Through Man’s Search for Meaning, Viktor E. Frankl offers a compelling glimpse into the human psyche. The Doctor of psychiatry has seen the full span of human nature, losing his parents, brother and pregnant wife to Nazi death camps, and spending three years laboring in four different camps himself. Unlike many memoirs of the atrocities of the Holocaust, Man’s Search for Meaning takes an altogether scientific lens to life in the camps — through Frankl’s first-person account.
Frankl doesn’t offer much in the way of narrative; the reader should not expect to read his personal story of the Holocaust. Rather, he offers an astoundingly in-depth analysis of the psychology of the prisoners and the guards, based on both his psychiatric knowledge and his first-person observations.

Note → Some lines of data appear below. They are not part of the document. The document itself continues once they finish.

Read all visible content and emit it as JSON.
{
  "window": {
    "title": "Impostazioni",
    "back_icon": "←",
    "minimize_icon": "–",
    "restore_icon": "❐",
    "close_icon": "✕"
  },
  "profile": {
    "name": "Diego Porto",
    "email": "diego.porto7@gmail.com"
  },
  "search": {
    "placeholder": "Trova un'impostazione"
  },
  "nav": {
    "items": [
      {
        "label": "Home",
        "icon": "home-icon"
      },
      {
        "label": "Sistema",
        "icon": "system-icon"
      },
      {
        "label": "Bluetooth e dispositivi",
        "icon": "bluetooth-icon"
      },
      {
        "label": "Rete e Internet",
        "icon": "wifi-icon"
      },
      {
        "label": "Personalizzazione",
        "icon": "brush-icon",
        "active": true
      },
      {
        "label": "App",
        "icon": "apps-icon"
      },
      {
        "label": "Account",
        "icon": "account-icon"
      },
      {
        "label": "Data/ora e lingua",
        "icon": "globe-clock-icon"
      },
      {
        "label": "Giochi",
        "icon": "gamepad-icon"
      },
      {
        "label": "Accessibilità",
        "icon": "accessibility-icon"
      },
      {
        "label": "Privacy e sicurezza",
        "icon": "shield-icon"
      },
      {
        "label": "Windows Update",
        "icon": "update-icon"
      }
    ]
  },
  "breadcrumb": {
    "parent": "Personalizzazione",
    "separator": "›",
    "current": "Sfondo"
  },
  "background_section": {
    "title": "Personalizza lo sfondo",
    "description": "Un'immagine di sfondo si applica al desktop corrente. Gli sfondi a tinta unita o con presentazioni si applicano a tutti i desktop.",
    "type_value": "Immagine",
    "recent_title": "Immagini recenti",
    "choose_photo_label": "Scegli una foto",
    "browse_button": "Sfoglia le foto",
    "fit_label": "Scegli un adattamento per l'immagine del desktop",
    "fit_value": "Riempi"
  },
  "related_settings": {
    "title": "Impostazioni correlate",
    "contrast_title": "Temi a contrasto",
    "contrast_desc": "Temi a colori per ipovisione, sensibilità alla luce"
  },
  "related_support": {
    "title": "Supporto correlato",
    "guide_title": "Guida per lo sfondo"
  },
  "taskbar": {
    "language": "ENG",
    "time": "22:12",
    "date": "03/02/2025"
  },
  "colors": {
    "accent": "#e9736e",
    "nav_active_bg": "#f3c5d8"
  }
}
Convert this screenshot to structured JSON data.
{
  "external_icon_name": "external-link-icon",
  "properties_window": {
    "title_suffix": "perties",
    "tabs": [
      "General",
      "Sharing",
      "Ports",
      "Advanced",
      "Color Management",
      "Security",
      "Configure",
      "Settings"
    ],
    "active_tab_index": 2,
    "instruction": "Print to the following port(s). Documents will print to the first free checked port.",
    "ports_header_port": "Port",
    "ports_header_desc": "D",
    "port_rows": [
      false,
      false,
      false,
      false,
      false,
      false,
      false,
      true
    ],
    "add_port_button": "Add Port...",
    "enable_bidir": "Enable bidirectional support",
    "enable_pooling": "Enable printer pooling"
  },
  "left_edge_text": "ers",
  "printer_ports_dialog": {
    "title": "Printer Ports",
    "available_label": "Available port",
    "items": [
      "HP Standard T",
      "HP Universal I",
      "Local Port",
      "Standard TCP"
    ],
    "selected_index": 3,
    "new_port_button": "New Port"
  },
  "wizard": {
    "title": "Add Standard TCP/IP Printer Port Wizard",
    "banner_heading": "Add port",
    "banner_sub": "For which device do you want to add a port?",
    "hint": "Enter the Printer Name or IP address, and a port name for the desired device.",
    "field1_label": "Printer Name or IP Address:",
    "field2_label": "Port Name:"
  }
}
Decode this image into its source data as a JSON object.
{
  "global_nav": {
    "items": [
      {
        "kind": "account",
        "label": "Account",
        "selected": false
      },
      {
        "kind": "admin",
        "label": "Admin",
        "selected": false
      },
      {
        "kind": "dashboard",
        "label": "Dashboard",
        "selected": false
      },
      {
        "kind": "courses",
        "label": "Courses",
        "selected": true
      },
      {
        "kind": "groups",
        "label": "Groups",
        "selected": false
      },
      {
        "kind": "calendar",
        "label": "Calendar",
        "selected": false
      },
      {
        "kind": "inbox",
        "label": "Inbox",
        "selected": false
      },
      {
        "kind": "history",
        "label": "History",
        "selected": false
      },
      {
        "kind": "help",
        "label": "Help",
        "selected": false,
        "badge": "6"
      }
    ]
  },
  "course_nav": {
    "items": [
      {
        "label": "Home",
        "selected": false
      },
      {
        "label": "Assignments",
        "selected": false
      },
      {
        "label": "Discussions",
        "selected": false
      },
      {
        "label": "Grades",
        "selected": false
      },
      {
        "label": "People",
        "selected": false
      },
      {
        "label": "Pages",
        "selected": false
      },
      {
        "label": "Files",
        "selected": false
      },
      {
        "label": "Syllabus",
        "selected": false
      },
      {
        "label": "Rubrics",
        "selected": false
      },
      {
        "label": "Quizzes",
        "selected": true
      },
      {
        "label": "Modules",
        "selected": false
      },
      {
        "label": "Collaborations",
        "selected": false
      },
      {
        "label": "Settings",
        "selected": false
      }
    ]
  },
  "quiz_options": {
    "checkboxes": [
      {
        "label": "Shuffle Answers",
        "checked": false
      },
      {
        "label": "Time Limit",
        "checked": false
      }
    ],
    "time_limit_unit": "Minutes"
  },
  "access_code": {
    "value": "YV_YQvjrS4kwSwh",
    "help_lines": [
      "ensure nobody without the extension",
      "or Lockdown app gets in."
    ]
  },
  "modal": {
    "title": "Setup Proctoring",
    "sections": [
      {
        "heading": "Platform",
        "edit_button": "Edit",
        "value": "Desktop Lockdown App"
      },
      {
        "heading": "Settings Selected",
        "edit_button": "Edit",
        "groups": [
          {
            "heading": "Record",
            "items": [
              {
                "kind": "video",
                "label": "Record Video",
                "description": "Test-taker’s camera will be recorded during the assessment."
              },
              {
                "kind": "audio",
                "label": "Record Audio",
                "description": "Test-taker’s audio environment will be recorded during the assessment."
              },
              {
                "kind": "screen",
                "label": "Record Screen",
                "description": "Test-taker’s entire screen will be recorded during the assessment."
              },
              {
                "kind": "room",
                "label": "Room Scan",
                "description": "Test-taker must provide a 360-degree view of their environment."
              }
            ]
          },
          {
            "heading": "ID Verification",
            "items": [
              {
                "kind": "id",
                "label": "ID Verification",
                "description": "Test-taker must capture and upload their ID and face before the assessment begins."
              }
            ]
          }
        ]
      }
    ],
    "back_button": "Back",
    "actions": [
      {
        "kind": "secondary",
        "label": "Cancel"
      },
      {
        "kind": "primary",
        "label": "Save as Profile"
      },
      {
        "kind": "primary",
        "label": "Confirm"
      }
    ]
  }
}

“Fundamentally, any man can, even under such circumstances, decide what shall become of him — mentally and spiritually.”
Based on his own experience and the stories his patients, Frankl argues that we cannot avoid suffering but we can choose how we cope with it, find meaning in it, and move forward with renewed purpose. His assertion is not that we must find the meaning within life, to discover what it is we want from life, but rather to discover what life demands of us and how we must deal with it.
In the latter half of the book, Frankl goes into the academic detail of his theory, known as logo-therapy, focused on this discovery and pursuit of what is meaningful to us. First published in 1959, Man’s Search for Meaning has influenced readers with Frankl’s theories for generations, each demanding to know more.